  • Future PDP Liquidation ($16/sh in 2018, $28/sh in 2019, $36/sh in 2022):  This is just a thought exercise but it is instructive.  Let’s say the stock market refuses to ever recognize the value at GDP and the stock languishes at $11/sh.  The company grows production as planned and eventually liquidates itself only for PDP value.

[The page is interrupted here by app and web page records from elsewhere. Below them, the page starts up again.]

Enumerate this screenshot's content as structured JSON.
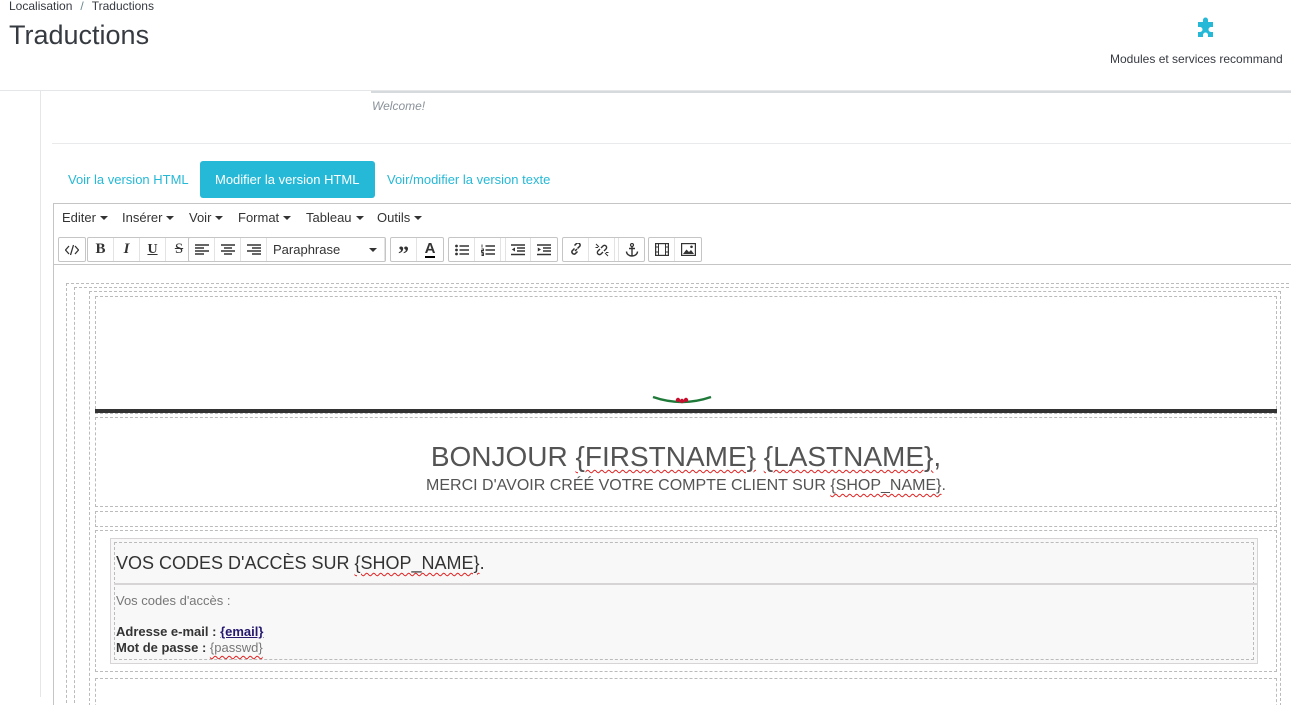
{
  "header": {
    "breadcrumb": [
      "Localisation",
      "Traductions"
    ],
    "breadcrumb_sep": "/",
    "title": "Traductions",
    "toolbar_button": {
      "label": "Modules et services recommand",
      "icon": "puzzle-icon"
    }
  },
  "subject": {
    "value": "Welcome!"
  },
  "tabs": [
    {
      "label": "Voir la version HTML",
      "active": false
    },
    {
      "label": "Modifier la version HTML",
      "active": true
    },
    {
      "label": "Voir/modifier la version texte",
      "active": false
    }
  ],
  "editor": {
    "menus": [
      "Editer",
      "Insérer",
      "Voir",
      "Format",
      "Tableau",
      "Outils"
    ],
    "block_format": "Paraphrase"
  },
  "email": {
    "greeting_text": "BONJOUR",
    "greeting_first": "{FIRSTNAME}",
    "greeting_last": "{LASTNAME}",
    "greeting_end": ",",
    "sub_text": "MERCI D'AVOIR CRÉÉ VOTRE COMPTE CLIENT SUR",
    "sub_var": "{SHOP_NAME}",
    "sub_end": ".",
    "box_title_text": "VOS CODES D'ACCÈS SUR",
    "box_title_var": "{SHOP_NAME}",
    "box_title_end": ".",
    "codes_label": "Vos codes d'accès :",
    "email_label": "Adresse e-mail :",
    "email_value": "{email}",
    "password_label": "Mot de passe :",
    "password_value": "{passwd}"
  },
  "colors": {
    "accent": "#25b9d7",
    "text": "#363a41",
    "email_text": "#555454"
  }
}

Is there enough of a gap between price and future production value to offer an attractive return if a corporate raider shows up and dismantles the company?  

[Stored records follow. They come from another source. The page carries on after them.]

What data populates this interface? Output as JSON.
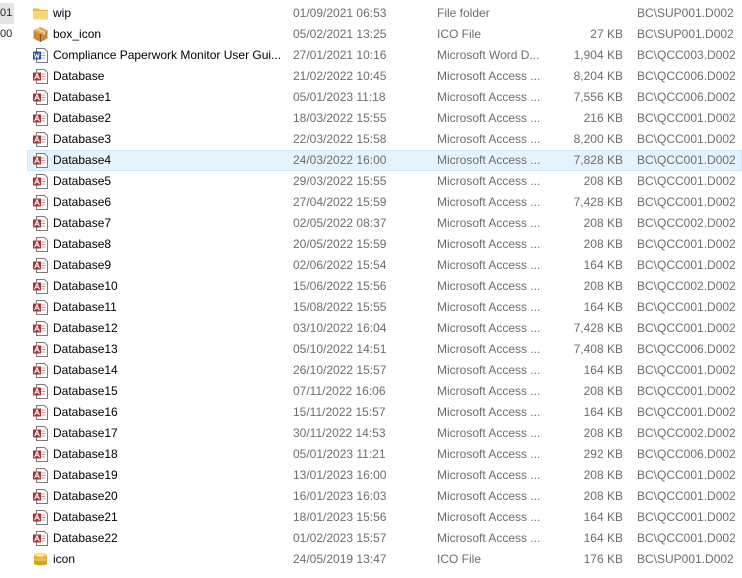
{
  "gutter": [
    "01",
    "00"
  ],
  "files": [
    {
      "icon": "folder-icon",
      "name": "wip",
      "date": "01/09/2021 06:53",
      "type": "File folder",
      "size": "",
      "owner": "BC\\SUP001.D002"
    },
    {
      "icon": "box-icon",
      "name": "box_icon",
      "date": "05/02/2021 13:25",
      "type": "ICO File",
      "size": "27 KB",
      "owner": "BC\\SUP001.D002"
    },
    {
      "icon": "word-doc-icon",
      "name": "Compliance Paperwork Monitor User Gui...",
      "date": "27/01/2021 10:16",
      "type": "Microsoft Word D...",
      "size": "1,904 KB",
      "owner": "BC\\QCC003.D002"
    },
    {
      "icon": "access-db-icon",
      "name": "Database",
      "date": "21/02/2022 10:45",
      "type": "Microsoft Access ...",
      "size": "8,204 KB",
      "owner": "BC\\QCC006.D002"
    },
    {
      "icon": "access-db-icon",
      "name": "Database1",
      "date": "05/01/2023 11:18",
      "type": "Microsoft Access ...",
      "size": "7,556 KB",
      "owner": "BC\\QCC006.D002"
    },
    {
      "icon": "access-db-icon",
      "name": "Database2",
      "date": "18/03/2022 15:55",
      "type": "Microsoft Access ...",
      "size": "216 KB",
      "owner": "BC\\QCC001.D002"
    },
    {
      "icon": "access-db-icon",
      "name": "Database3",
      "date": "22/03/2022 15:58",
      "type": "Microsoft Access ...",
      "size": "8,200 KB",
      "owner": "BC\\QCC001.D002"
    },
    {
      "icon": "access-db-icon",
      "name": "Database4",
      "date": "24/03/2022 16:00",
      "type": "Microsoft Access ...",
      "size": "7,828 KB",
      "owner": "BC\\QCC001.D002"
    },
    {
      "icon": "access-db-icon",
      "name": "Database5",
      "date": "29/03/2022 15:55",
      "type": "Microsoft Access ...",
      "size": "208 KB",
      "owner": "BC\\QCC001.D002"
    },
    {
      "icon": "access-db-icon",
      "name": "Database6",
      "date": "27/04/2022 15:59",
      "type": "Microsoft Access ...",
      "size": "7,428 KB",
      "owner": "BC\\QCC001.D002"
    },
    {
      "icon": "access-db-icon",
      "name": "Database7",
      "date": "02/05/2022 08:37",
      "type": "Microsoft Access ...",
      "size": "208 KB",
      "owner": "BC\\QCC002.D002"
    },
    {
      "icon": "access-db-icon",
      "name": "Database8",
      "date": "20/05/2022 15:59",
      "type": "Microsoft Access ...",
      "size": "208 KB",
      "owner": "BC\\QCC001.D002"
    },
    {
      "icon": "access-db-icon",
      "name": "Database9",
      "date": "02/06/2022 15:54",
      "type": "Microsoft Access ...",
      "size": "164 KB",
      "owner": "BC\\QCC001.D002"
    },
    {
      "icon": "access-db-icon",
      "name": "Database10",
      "date": "15/06/2022 15:56",
      "type": "Microsoft Access ...",
      "size": "208 KB",
      "owner": "BC\\QCC002.D002"
    },
    {
      "icon": "access-db-icon",
      "name": "Database11",
      "date": "15/08/2022 15:55",
      "type": "Microsoft Access ...",
      "size": "164 KB",
      "owner": "BC\\QCC001.D002"
    },
    {
      "icon": "access-db-icon",
      "name": "Database12",
      "date": "03/10/2022 16:04",
      "type": "Microsoft Access ...",
      "size": "7,428 KB",
      "owner": "BC\\QCC001.D002"
    },
    {
      "icon": "access-db-icon",
      "name": "Database13",
      "date": "05/10/2022 14:51",
      "type": "Microsoft Access ...",
      "size": "7,408 KB",
      "owner": "BC\\QCC006.D002"
    },
    {
      "icon": "access-db-icon",
      "name": "Database14",
      "date": "26/10/2022 15:57",
      "type": "Microsoft Access ...",
      "size": "164 KB",
      "owner": "BC\\QCC001.D002"
    },
    {
      "icon": "access-db-icon",
      "name": "Database15",
      "date": "07/11/2022 16:06",
      "type": "Microsoft Access ...",
      "size": "208 KB",
      "owner": "BC\\QCC001.D002"
    },
    {
      "icon": "access-db-icon",
      "name": "Database16",
      "date": "15/11/2022 15:57",
      "type": "Microsoft Access ...",
      "size": "164 KB",
      "owner": "BC\\QCC001.D002"
    },
    {
      "icon": "access-db-icon",
      "name": "Database17",
      "date": "30/11/2022 14:53",
      "type": "Microsoft Access ...",
      "size": "208 KB",
      "owner": "BC\\QCC002.D002"
    },
    {
      "icon": "access-db-icon",
      "name": "Database18",
      "date": "05/01/2023 11:21",
      "type": "Microsoft Access ...",
      "size": "292 KB",
      "owner": "BC\\QCC006.D002"
    },
    {
      "icon": "access-db-icon",
      "name": "Database19",
      "date": "13/01/2023 16:00",
      "type": "Microsoft Access ...",
      "size": "208 KB",
      "owner": "BC\\QCC001.D002"
    },
    {
      "icon": "access-db-icon",
      "name": "Database20",
      "date": "16/01/2023 16:03",
      "type": "Microsoft Access ...",
      "size": "208 KB",
      "owner": "BC\\QCC001.D002"
    },
    {
      "icon": "access-db-icon",
      "name": "Database21",
      "date": "18/01/2023 15:56",
      "type": "Microsoft Access ...",
      "size": "164 KB",
      "owner": "BC\\QCC001.D002"
    },
    {
      "icon": "access-db-icon",
      "name": "Database22",
      "date": "01/02/2023 15:57",
      "type": "Microsoft Access ...",
      "size": "164 KB",
      "owner": "BC\\QCC001.D002"
    },
    {
      "icon": "cylinder-icon",
      "name": "icon",
      "date": "24/05/2019 13:47",
      "type": "ICO File",
      "size": "176 KB",
      "owner": "BC\\SUP001.D002"
    }
  ],
  "hovered_index": 7
}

    Yes.  Consensus estimates for 2018 production are 85.6 mmcfe/d.  Valued at $2,500/flowing, the stock would be worth >$16/sh.  The company expects to grow production 75% in 2019, implying 149.7 mmcfe/d.  (I am modeling less than that, but I don’t let them spend outside cash flow except in Year 1, or 2018).  The stock would then be worth $28/sh. Roll forward five years from now to 2022. I model production of 191.3 mmcfe/d.  The stock would be worth $36/sh.

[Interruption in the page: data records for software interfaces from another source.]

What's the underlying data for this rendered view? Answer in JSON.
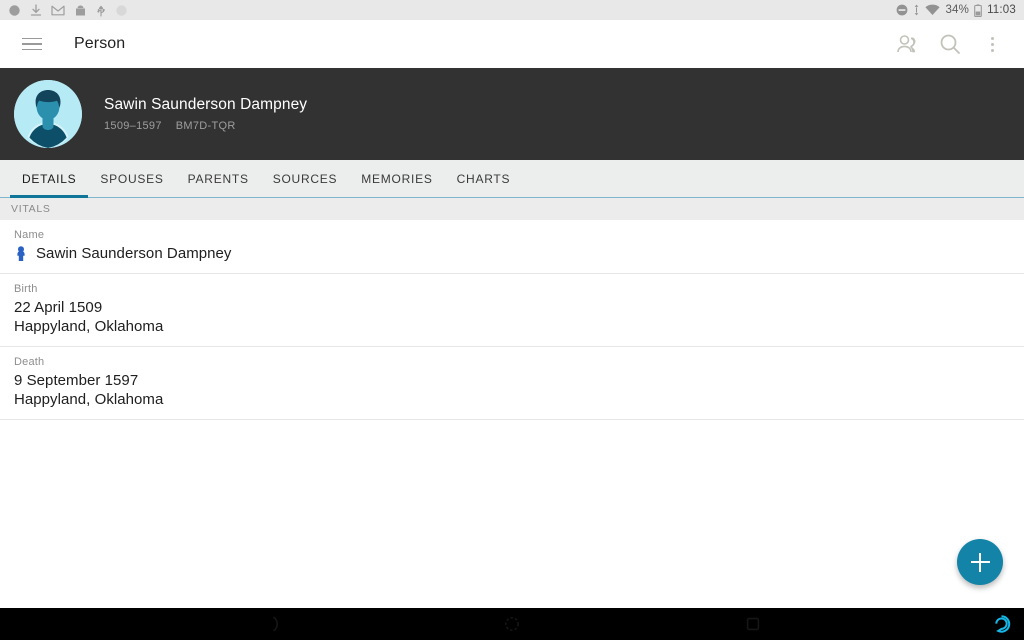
{
  "statusbar": {
    "left_icons": [
      "circle-icon",
      "download-icon",
      "gmail-icon",
      "package-icon",
      "usb-icon",
      "circle-outline-icon"
    ],
    "right_icons": [
      "do-not-disturb-icon",
      "sync-icon",
      "wifi-icon",
      "battery-icon"
    ],
    "battery": "34%",
    "time": "11:03"
  },
  "appbar": {
    "menu_icon": "hamburger-menu-icon",
    "title": "Person",
    "actions": [
      {
        "name": "people-icon"
      },
      {
        "name": "search-icon"
      },
      {
        "name": "overflow-menu-icon"
      }
    ]
  },
  "person": {
    "avatar": "person-avatar",
    "name": "Sawin Saunderson Dampney",
    "lifespan": "1509–1597",
    "id": "BM7D-TQR"
  },
  "tabs": [
    {
      "label": "DETAILS",
      "active": true
    },
    {
      "label": "SPOUSES",
      "active": false
    },
    {
      "label": "PARENTS",
      "active": false
    },
    {
      "label": "SOURCES",
      "active": false
    },
    {
      "label": "MEMORIES",
      "active": false
    },
    {
      "label": "CHARTS",
      "active": false
    }
  ],
  "details": {
    "section_title": "VITALS",
    "rows": [
      {
        "label": "Name",
        "icon": "male-gender-icon",
        "value": "Sawin Saunderson Dampney",
        "secondary": ""
      },
      {
        "label": "Birth",
        "icon": "",
        "value": "22 April 1509",
        "secondary": "Happyland, Oklahoma"
      },
      {
        "label": "Death",
        "icon": "",
        "value": "9 September 1597",
        "secondary": "Happyland, Oklahoma"
      }
    ]
  },
  "fab": {
    "name": "add-button",
    "icon": "plus-icon"
  },
  "navbar": {
    "buttons": [
      "back-button",
      "home-button",
      "recents-button"
    ],
    "assistant": "assistant-icon"
  },
  "colors": {
    "accent": "#0f7599",
    "fab": "#1383a8",
    "header_bg": "#323232",
    "tab_bg": "#eceded",
    "assistant": "#16b8e8"
  }
}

    Source:  Capital IQ, Mar-12-2018; GDP press release, Mar-12-2018

  • EV/Standardized Measure ($19.75/sh):  Goodrich’s Standardized Measure at YE2017 was $260.3 million based on SEC pricing of $2.98/mcf and $51.34/bbl.  Again, proved reserves are based on just 60 booked PUD locations out of 100 total net locations in inventory, so this is not necessarily a ceiling on the valuation.  

    What is the stock worth if you get just 1x the Standardized Measure?

    The $260.3 million value is greater than the $224 million EV threshold necessary to put the $17.01/sh warrants in the money so I take out $22.7 million of net debt and add $23.8 million of warrant proceeds to get an equity value of $261.4 million.  Divided over 13.2 million adjusted diluted shares gets me to $19.75/sh.

    The current EV of $153 million is just 59% of the Standardized Measure, even though GDP’s drilling inventory extends the visibility of the resource base beyond the proved reserves.  There are all sorts of reasons you can come up with as to why the value suggested by that metric will never be realized, but you should consider that in GDP’s history as a publicly traded company going back to 1995 the lowest average multiple of EV/Standardized Measure they ever traded for any year was 0.75x, and their asset base and their balance sheet have never been as good as they are now.

    Tier 2 E&Ps with comparable or worse asset bases and balance sheets than Goodrich are trading at far higher multiples today.  No matter how you slice it a multiple of 0.59x is very depressed.

    Source:  SEC filings, Capital IQ

    You have to go back to the dark days of the early 1990s to find a time when E&Ps traded at half their Standardized Measure.  The game is very different in some ways now with the visibility and repeatability of unconventional resources beyond the reserves booked under the SEC’s five year rule.  I pulled the graph shown below out of my personal wayback machine of old spreadsheets. I admit there are some flaws with it. For example, the APC numbers don’t adjust for their Western Gas midstream assets, although that wasn’t an issue until WES’s IPO in 2008.  And, it’s large caps as opposed to small caps like GDP, but the large caps are generally the only E&Ps with uninterrupted time series that go back that far.